Before hitting the road this summer, you can take several simple precautions to keep your family safe and save money at the pump. Extreme heat and long drives can be tough on cars. Cracked hoses, leaky radiators, underinflated tires and dirty filters can significantly lower your fuel efficiency, or worse, lead to a total breakdown.­

To get the most life out of a battery, the council recommends having the electrical system checked to make sure it is charging at the correct rate. If your car's battery is the type that needs to be topped off, check it often, especially in hot weather and add distilled water if necessary. Keep the top of the battery clean. Dirt can become a conductor, which drains battery power. If corrosion accumulates on battery terminals, it becomes an insulator and inhibits the current flow.

The cooling system also works harder during hot temperatures to prevent overheating of the engine. To keep the cooling system working effectively, the coolant and distilled water mixture for a vehicle's radiator should be 50:50. As a reminder, never open a hot radiator cap when checking the coolant level in the reservoir.

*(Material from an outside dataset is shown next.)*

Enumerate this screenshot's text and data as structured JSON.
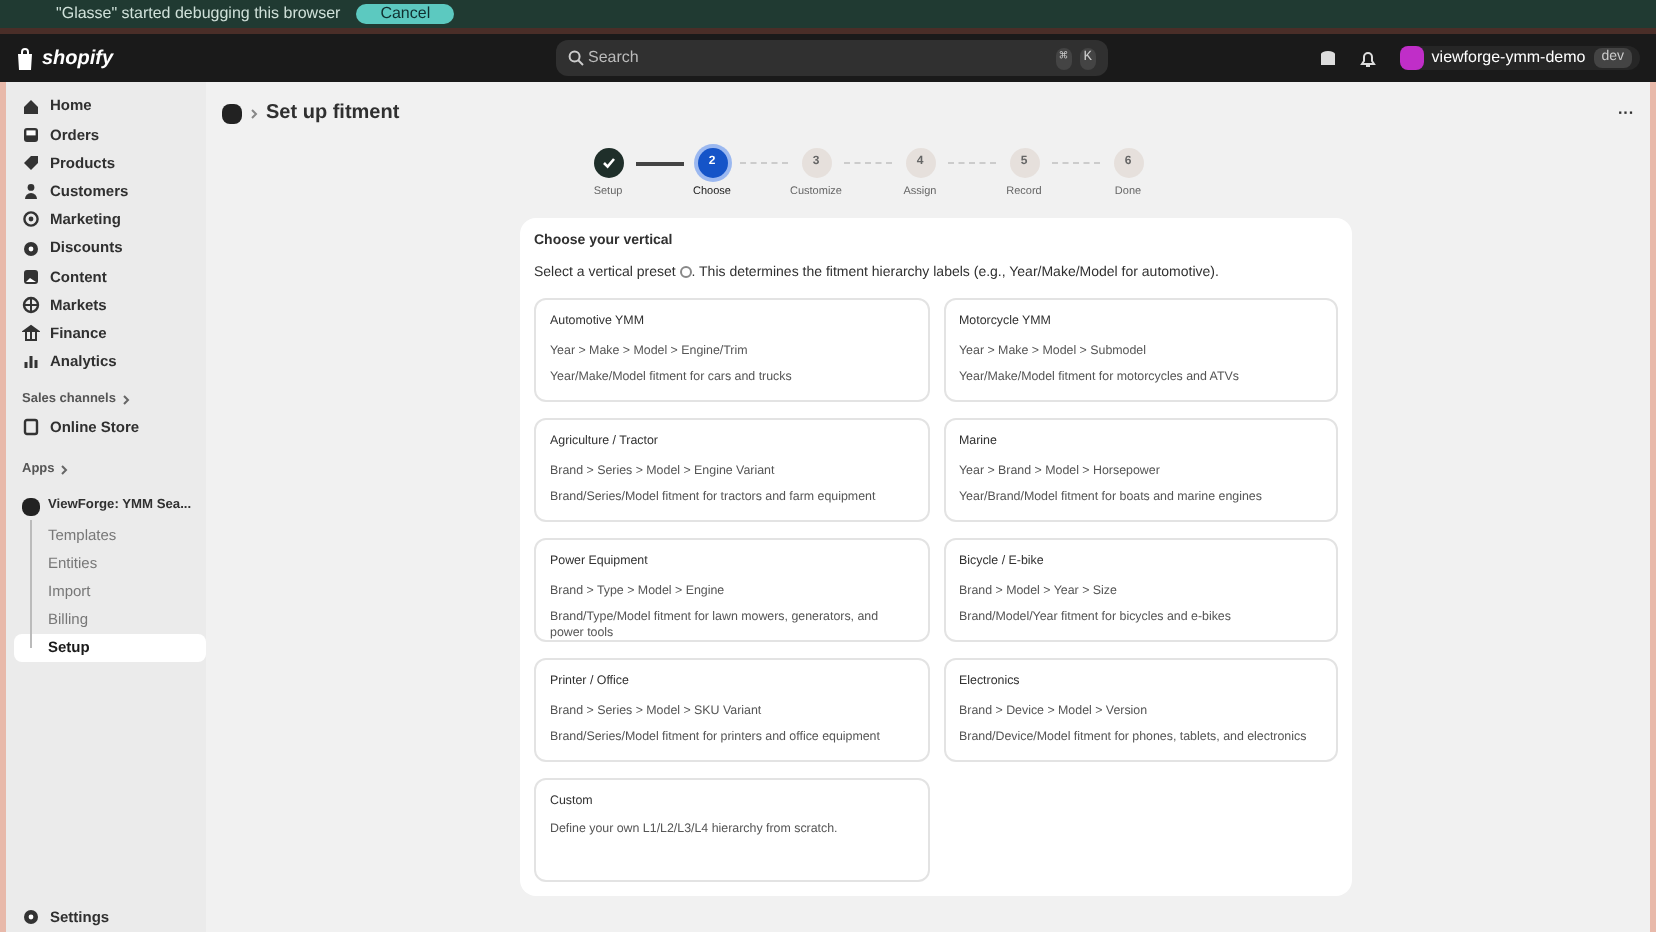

As a rule of thumb, the coolant should be changed annually on most vehicles. This will keep the cooling system fresh and clean inside, which helps prevent corrosion and assures that the coolant has the proper boiling point and protection. A pressure test, thermostat test, a cooling fan test and a visual inspection for leaks and corrosion should also be done annually. Hoses and drive belts should be checked for cracks, bulges or frayed edges.

The radiator should be kept clean by periodically using a garden hose and a soft brush to carefully remove bugs, dirt and debris.

Tires also need special care in warmer weather as high temperatures put added stress on them. To maximize tire life and safety, check the tire condition and inflation pressure monthly, and have the tires rotated every 6,000 miles. Summer heat will cause the pressure within a tire to rise, therefore, it's important to check the pressure when tires are cold. The owner's manual includes the recommended air pressure for your vehicle's tires.

"It takes very little time and money to make sure your car runs properly during summer, and although breakdowns happen, they can definitely be minimized by taking a few extra preventive maintenance steps," said Rich White, executive director, Car Care Council.

The council reminds motorists that the vehicle's exterior also can be damaged by sunlight, UV radiation, acid rain, salt, dirt and air pollution. To protect the paint and finish, vehicles should be washed weekly and waxed every six months.

The Car Care Council is the source of information for the "Be Car Care Aware" consumer education campaign promoting the benefits of regular vehicle care, maintenance and repair to consumers. For a copy of the council's Car Care Guide or for more information, visit How Stuff Works.

Image Source: How Stuff Works